Government Calls Back Furloughed Aviation Workers, But Gaps Will Remain From inspecting planes to controlling air traffic, the federal government touches every aspect of air travel. Now a lot of that work isn't getting done because of the government shutdown.
NPR logo

Government Calls Back Furloughed Aviation Workers, But Gaps Will Remain

  • Download
  • <iframe src="https://www.npr.org/player/embed/686830444/686830448" width="100%" height="290" frameborder="0" scrolling="no" title="NPR embedded audio player">
  • Transcript
Government Calls Back Furloughed Aviation Workers, But Gaps Will Remain

Government Calls Back Furloughed Aviation Workers, But Gaps Will Remain

  • Download
  • <iframe src="https://www.npr.org/player/embed/686830444/686830448" width="100%" height="290" frameborder="0" scrolling="no" title="NPR embedded audio player">
  • Transcript

SCOTT SIMON, HOST:

The Federal Aviation Administration is calling back to work thousands of safety inspectors, engineers and other employees. While this will allow the agency to resume some safety and oversight, NPR's David Schaper reports the shutdown is being strongly felt all across the aviation industry.

DAVID SCHAPER, BYLINE: Long before you worm your way down the narrow airplane aisle, heave your bag into the overhead bin and squeeze yourself into that tiny seat, the fingerprints of many federal government employees have been all over that plane.

MIKE PERRONE: Everything that we do, we touch the aviation system.

SCHAPER: Mike Perrone heads the Professional Aviation Safety Specialists union, which represents a wide range of FAA inspectors, technicians, engineers and evaluators.

PERRONE: We do everything other than - the air traffic controllers talk to the pilots to get them, and the pilots fly the airplane. We are behind the scenes. We are all invested in making sure they've got the safest aviation system in the world.
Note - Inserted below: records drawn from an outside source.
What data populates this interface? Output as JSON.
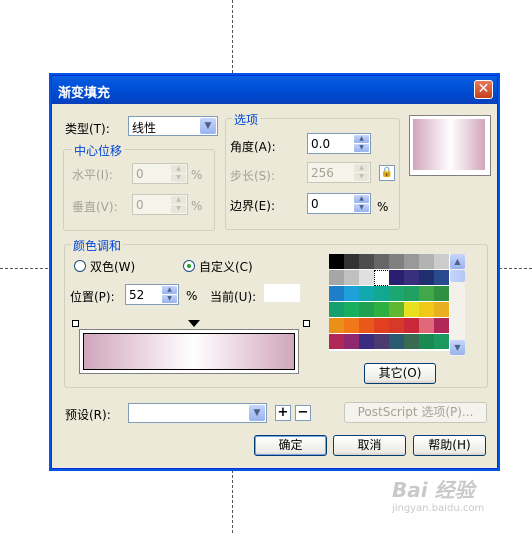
{
  "dialog": {
    "title": "渐变填充",
    "close_glyph": "✕"
  },
  "type": {
    "label": "类型(T):",
    "value": "线性"
  },
  "center_offset": {
    "title": "中心位移",
    "horizontal_label": "水平(I):",
    "horizontal_value": "0",
    "vertical_label": "垂直(V):",
    "vertical_value": "0",
    "unit": "%"
  },
  "options": {
    "title": "选项",
    "angle_label": "角度(A):",
    "angle_value": "0.0",
    "steps_label": "步长(S):",
    "steps_value": "256",
    "edge_label": "边界(E):",
    "edge_value": "0",
    "unit": "%"
  },
  "blend": {
    "title": "颜色调和",
    "two_color_label": "双色(W)",
    "custom_label": "自定义(C)",
    "custom_selected": true,
    "position_label": "位置(P):",
    "position_value": "52",
    "unit": "%",
    "current_label": "当前(U):",
    "other_button": "其它(O)",
    "palette_rows": [
      [
        "#000000",
        "#333333",
        "#4d4d4d",
        "#666666",
        "#808080",
        "#999999",
        "#b3b3b3",
        "#cccccc"
      ],
      [
        "#a6a6a6",
        "#c0c0c0",
        "#e0e0e0",
        "#ffffff",
        "#2a1e6e",
        "#3a2e7e",
        "#20306e",
        "#2a4a8e"
      ],
      [
        "#1e7fc8",
        "#1ea0d8",
        "#12a8b0",
        "#10a890",
        "#1aa870",
        "#20a060",
        "#40a848",
        "#2e9040"
      ],
      [
        "#16a070",
        "#18b060",
        "#20a050",
        "#2eb040",
        "#60b830",
        "#e8e020",
        "#f0c818",
        "#e8b020"
      ],
      [
        "#e89018",
        "#f07818",
        "#e85818",
        "#e04020",
        "#d83828",
        "#c82838",
        "#e06878",
        "#b02858"
      ],
      [
        "#b02858",
        "#902870",
        "#3a2a80",
        "#4a3a70",
        "#2a5a70",
        "#3a6a50",
        "#1a8a50",
        "#1a9860"
      ]
    ],
    "gradient_left": "#d1a6bc",
    "gradient_right": "#d1a6bc"
  },
  "preset": {
    "label": "预设(R):",
    "value": "",
    "add": "+",
    "remove": "−",
    "postscript_button": "PostScript 选项(P)..."
  },
  "buttons": {
    "ok": "确定",
    "cancel": "取消",
    "help": "帮助(H)"
  },
  "watermark": {
    "text": "Bai 经验",
    "url": "jingyan.baidu.com"
  }
}
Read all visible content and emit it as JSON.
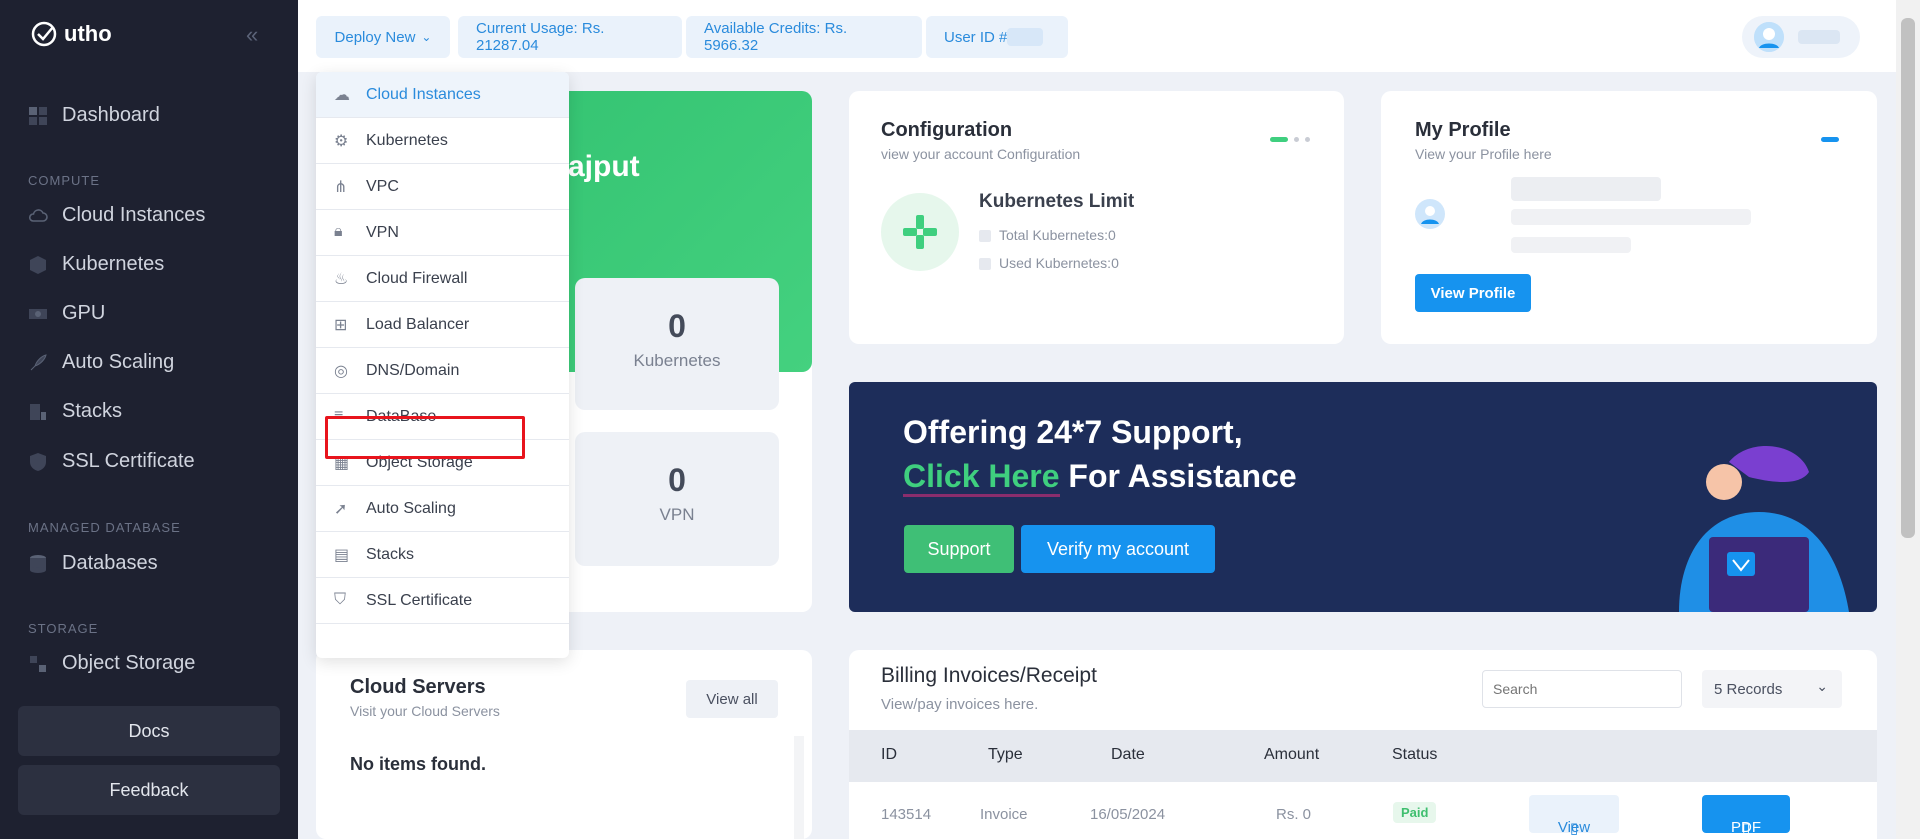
{
  "sidebar": {
    "logo": "utho",
    "dashboard": "Dashboard",
    "sections": {
      "compute": "COMPUTE",
      "managed_db": "MANAGED DATABASE",
      "storage": "STORAGE"
    },
    "items": [
      "Cloud Instances",
      "Kubernetes",
      "GPU",
      "Auto Scaling",
      "Stacks",
      "SSL Certificate"
    ],
    "databases": "Databases",
    "object_storage": "Object Storage",
    "docs": "Docs",
    "feedback": "Feedback"
  },
  "topbar": {
    "deploy": "Deploy New",
    "usage": "Current Usage: Rs. 21287.04",
    "credits": "Available Credits: Rs. 5966.32",
    "user_id": "User ID # "
  },
  "dropdown": {
    "items": [
      "Cloud Instances",
      "Kubernetes",
      "VPC",
      "VPN",
      "Cloud Firewall",
      "Load Balancer",
      "DNS/Domain",
      "DataBase",
      "Object Storage",
      "Auto Scaling",
      "Stacks",
      "SSL Certificate"
    ]
  },
  "welcome": {
    "name_fragment": "ajput"
  },
  "stats": [
    {
      "value": "0",
      "label": "Kubernetes"
    },
    {
      "value": "0",
      "label": "VPN"
    }
  ],
  "configuration": {
    "title": "Configuration",
    "subtitle": "view your account Configuration",
    "limit_title": "Kubernetes Limit",
    "total": "Total Kubernetes:0",
    "used": "Used Kubernetes:0"
  },
  "profile": {
    "title": "My Profile",
    "subtitle": "View your Profile here",
    "button": "View Profile"
  },
  "banner": {
    "line1": "Offering 24*7 Support,",
    "link": "Click Here",
    "line2_rest": " For Assistance",
    "support": "Support",
    "verify": "Verify my account"
  },
  "servers": {
    "title": "Cloud Servers",
    "subtitle": "Visit your Cloud Servers",
    "view_all": "View all",
    "empty": "No items found."
  },
  "billing": {
    "title": "Billing Invoices/Receipt",
    "subtitle": "View/pay invoices here.",
    "search_placeholder": "Search",
    "records": "5 Records",
    "headers": [
      "ID",
      "Type",
      "Date",
      "Amount",
      "Status"
    ],
    "rows": [
      {
        "id": "143514",
        "type": "Invoice",
        "date": "16/05/2024",
        "amount": "Rs. 0",
        "status": "Paid",
        "view": "View",
        "pdf": "PDF"
      }
    ]
  },
  "colors": {
    "accent": "#1693ef",
    "green": "#3fcf7f",
    "sidebar": "#1e2130",
    "highlight": "#e8141c"
  }
}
SCHAPER: These specialists inspect and certify the planes and aircraft parts as airworthy and make sure the maintenance and mechanical work is done according to specs. Perrone says some help build air traffic control towers and radar facilities, while others license pilots and approve and certify pilot training.

PERRONE: And we have inspectors that actually get on the airplane, and they'll fly and watch the pilot's procedures, make sure that they're talking proper phraseology with the air traffic controllers.

SCHAPER: So as a result of the shutdown, pilot training is not being certified, new pilots are not being licensed, some accidents are not being investigated and some new planes are waiting to be certified.

With so many of these safety professionals sitting at home for much of the last four weeks, does Perrone think aviation safety has been compromised?

PERRONE: I think a layer of safety has been missing, absolutely. So the longer this goes on, the potential of more gaps.

SCHAPER: The FAA disagrees. In an emailed statement, a spokesman says the traveling public can be assured that the nation's airspace system is safe.

But after having only a few hundred of those safety inspectors, technicians and regulators working without pay for the first three-plus weeks of the shutdown, this week, the FAA began calling back thousands more.

John Cox is an aviation safety consultant and retired pilot, and he agrees safety has not been compromised yet, but...

JOHN COX: There is an unnecessary constraint on the aviation industry because of the shutdown.

SCHAPER: Cox says the FAA's air traffic controllers academy in Oklahoma City is closed, which could lead to a shortage of controllers in coming months.

COX: I think this is one of the unintended consequences of the shutdown. I think people didn't realize, or are just coming to realize, the ripple effect and how aviation is being disproportionately affected.

SCHAPER: Because of that, many in the aviation industry say it may take some sort of sickout by FAA or TSA workers leading to a slowdown of air traffic or even a grounding of flights in order to break the impasse. David Schaper, NPR News, Washington.

Copyright © 2019 NPR. All rights reserved. Visit our website terms of use and permissions pages at www.npr.org for further information.

NPR transcripts are created on a rush deadline by Verb8tm, Inc., an NPR contractor, and produced using a proprietary transcription process developed with NPR. This text may not be in its final form and may be updated or revised in the future. Accuracy and availability may vary. The authoritative record of NPR’s programming is the audio record.